According to the NAO report, total expenditure on the programme — now called Connecting for Health — is now estimated at £12.6bn. This is twice as high as the original estimate of £6.2bn but includes many more elements.
In May, the Minister for Health, Lord Warner, warned that costs could reach £20bn provided everything was taken into account including issues of training, installation and the costs of transferring data into new systems.
In its report published on Friday, the NAO praised the programme for the "substantial progress with the programme" and for "established management systems and structures to match the scale of the challenge". In particular it praised the programme for "successfully placed contracts very quickly, after securing large reductions in prices from bidders, and including contract terms that include important safeguards to secure value for money for the taxpayer".
Many in the industry have credited Granger for keeping the programme's many suppliers tied down to very tightly controlled contracts which punish those that don't deliver to deadline or overshoot on cost estimates.
Earlier this month, one of the main suppliers to the contract, iSoft, said it was reducing staff numbers and would have to re-state its accounts in part becaise of difficulties it was facing with the NHS business.
But while the overall message was positive, the NAO was critical of the NHS in three areas, mostly in the areas of communications and timekeeping.
The NHS needs to ensure "that the IT suppliers continue to deliver systems that meet the needs of the NHS", the report said while, in the main, agreeing that the NHS was delivering on its promises. But, the report said it was not delivering to, "agreed timescales" and needed to avoid "further slippage".
According to the report, those behind the national programme need to ensure that "NHS organisations can and do fully play their part in implementing the programme systems".
Most of all it was vital, the report said, that more is done to win the support of staff and the public "in making the best use of the systems to improve services".
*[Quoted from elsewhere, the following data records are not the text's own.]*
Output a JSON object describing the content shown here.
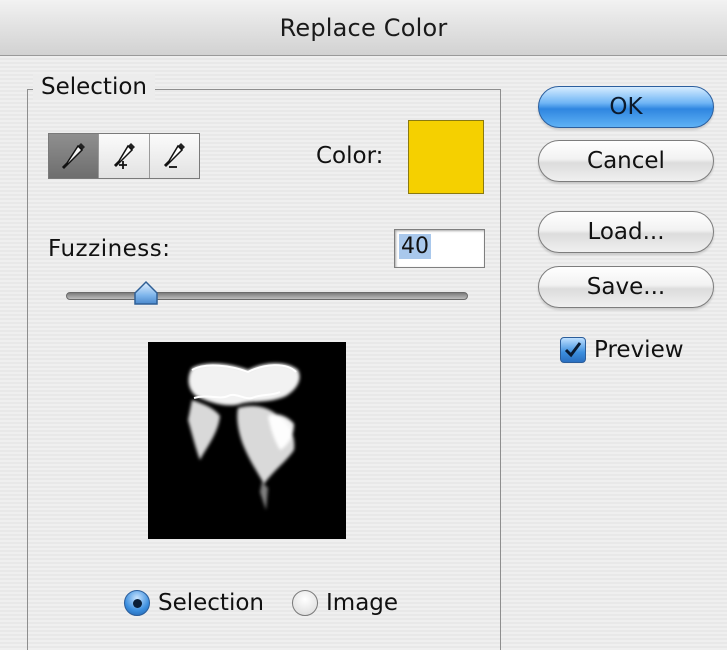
{
  "window": {
    "title": "Replace Color"
  },
  "selection_group": {
    "legend": "Selection",
    "tools": [
      {
        "name": "eyedropper-icon",
        "active": true
      },
      {
        "name": "eyedropper-add-icon",
        "active": false
      },
      {
        "name": "eyedropper-subtract-icon",
        "active": false
      }
    ],
    "color_label": "Color:",
    "color_value": "#f5d000",
    "fuzziness_label": "Fuzziness:",
    "fuzziness_value": "40",
    "fuzziness_fraction": 0.2,
    "view_options": [
      {
        "label": "Selection",
        "selected": true
      },
      {
        "label": "Image",
        "selected": false
      }
    ]
  },
  "buttons": {
    "ok": "OK",
    "cancel": "Cancel",
    "load": "Load...",
    "save": "Save..."
  },
  "preview_checkbox": {
    "label": "Preview",
    "checked": true
  }
}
The report proposed a number of areas in which the latter might be achieved, suggesting that Department of Health and the NHS should "prepare an annual published statement quantifying the benefits delivered by the national programme" which explained that the "main justification of the programme is to improve services to patients" and make clear that the goal was not "merely to make economies in providing pre-existing standards of service".
The report also suggested that the Department of Health, NHS Connecting for Health and the NHS should "commission a study to measure the impact of the Programme on local NHS IT expenditure — both costs and savings — where systems are now being deployed".